Memory States: Just Right

Periodically the tuner will wake up and take note of memory usage. If it cannot scale up, and doesn't need to scale down it goes back to sleep.

Customizing the Algorithm

Here's the fun part. You can write your own algorithm using the included hook system. The default algorithm is implemented as a series of pre-defined hooks.

You can over-write one or more of the hooks to add custom behavior. To define hooks call:

PumaAutoTune.hooks(:ram) do |auto|

end

Each hook has a name and can be over-written by calling set and passing in the symbol of the hook you wish to over-write. These are the default RAM hooks:

  • :cycle
  • :reap_cycle
  • :out_of_memory
  • :under_memory
  • :add_worker
  • :remove_worker

Once you have the hook object you can use the call method to jump to other hooks.

Cycle

This is the main event loop of your program. This code will be called every PumaAutoTune.frequency seconds. To over-write you can do this:

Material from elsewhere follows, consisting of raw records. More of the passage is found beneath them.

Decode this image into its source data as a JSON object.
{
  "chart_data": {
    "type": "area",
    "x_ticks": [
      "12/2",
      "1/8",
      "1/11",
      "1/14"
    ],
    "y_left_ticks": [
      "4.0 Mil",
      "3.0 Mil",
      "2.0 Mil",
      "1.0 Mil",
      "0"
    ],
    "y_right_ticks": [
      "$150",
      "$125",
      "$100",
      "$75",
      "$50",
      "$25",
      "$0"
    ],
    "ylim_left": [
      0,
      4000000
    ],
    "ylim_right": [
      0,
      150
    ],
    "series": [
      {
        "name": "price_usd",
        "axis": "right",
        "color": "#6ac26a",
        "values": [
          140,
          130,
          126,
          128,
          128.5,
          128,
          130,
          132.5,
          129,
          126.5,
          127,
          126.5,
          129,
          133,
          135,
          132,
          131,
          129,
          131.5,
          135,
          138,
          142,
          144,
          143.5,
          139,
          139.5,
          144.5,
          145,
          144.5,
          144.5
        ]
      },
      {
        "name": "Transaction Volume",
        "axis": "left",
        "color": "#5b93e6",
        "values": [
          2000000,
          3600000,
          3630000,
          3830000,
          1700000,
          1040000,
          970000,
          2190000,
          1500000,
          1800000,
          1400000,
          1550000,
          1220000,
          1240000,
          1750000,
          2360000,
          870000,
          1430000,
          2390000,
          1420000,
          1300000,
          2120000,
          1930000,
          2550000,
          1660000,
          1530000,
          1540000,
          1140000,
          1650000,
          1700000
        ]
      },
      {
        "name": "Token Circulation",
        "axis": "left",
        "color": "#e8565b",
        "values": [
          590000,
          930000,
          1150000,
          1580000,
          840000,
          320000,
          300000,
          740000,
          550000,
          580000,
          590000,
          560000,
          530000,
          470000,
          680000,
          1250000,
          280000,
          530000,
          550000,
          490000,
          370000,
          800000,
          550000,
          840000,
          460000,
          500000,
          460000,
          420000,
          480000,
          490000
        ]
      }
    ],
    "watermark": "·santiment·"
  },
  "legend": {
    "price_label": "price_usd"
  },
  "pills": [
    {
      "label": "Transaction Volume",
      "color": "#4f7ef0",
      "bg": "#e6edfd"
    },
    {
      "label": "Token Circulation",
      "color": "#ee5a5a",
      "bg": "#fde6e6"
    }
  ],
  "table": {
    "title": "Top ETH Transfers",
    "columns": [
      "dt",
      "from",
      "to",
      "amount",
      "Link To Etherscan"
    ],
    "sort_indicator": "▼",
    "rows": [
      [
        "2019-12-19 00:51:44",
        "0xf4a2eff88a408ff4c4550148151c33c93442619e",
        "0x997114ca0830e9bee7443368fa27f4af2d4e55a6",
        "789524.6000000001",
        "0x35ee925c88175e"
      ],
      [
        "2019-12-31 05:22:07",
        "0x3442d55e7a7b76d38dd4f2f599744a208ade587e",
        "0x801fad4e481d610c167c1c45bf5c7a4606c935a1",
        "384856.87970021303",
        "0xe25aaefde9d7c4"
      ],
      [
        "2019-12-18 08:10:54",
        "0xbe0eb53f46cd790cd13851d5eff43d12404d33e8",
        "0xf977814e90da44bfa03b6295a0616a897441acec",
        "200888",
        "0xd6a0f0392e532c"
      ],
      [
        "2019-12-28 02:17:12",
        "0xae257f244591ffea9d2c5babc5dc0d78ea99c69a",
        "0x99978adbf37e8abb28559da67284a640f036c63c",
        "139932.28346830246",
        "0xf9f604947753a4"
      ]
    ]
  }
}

PumaAutoTune.hooks(:ram) do |auto|
  auto.set(:cycle) do |memory, master, workers|
    if memory > PumaAutoTune.ram # mb
      auto.call(:out_of_memory)
    else
      auto.call(:under_memory) if memory + workers.last.memory
    end
  end
end

Reap Cycle

When you think you might run out of memory call the reap_cycle. The code in this hook will be called in a loop for PumaAutoTune.reap_duration seconds.

PumaAutoTune.hooks do |auto|
  auto.set(:reap_cycle) do |memory, master, workers|
    if memory > PumaAutoTune.ram
      auto.call(:remove_worker)
    end
  end
end

Add Worker

Bumps up the worker size by one.

PumaAutoTune.hooks do |auto|
  auto.set(:add_worker) do |memory, master, workers|
    auto.log "Cluster too small. Resizing to add one more worker"
    master.add_worker
    auto.call(:reap_cycle)
  end
end

Here we're calling :reap_cycle just in case we accidentally went over our memory limit after the increase.

Remove Worker

Removes a worker. When remove_worker is called it will automatically set PumaAutoTune.max_workers to be one less than the current number of workers.

PumaAutoTune.hooks do |hook|
  auto.set(:remove_worker) do |memory, master, workers|
    auto.log "Cluster too large. Resizing to remove one worker"
    master.remove_worker
    auto.call(:reap_cycle)
  end
end

In case removing one worker wasn't enough we call reap_cycle again. Once a worker has been flagged with restart it will report zero RAM usage even if it has not completely terminated.

License

MIT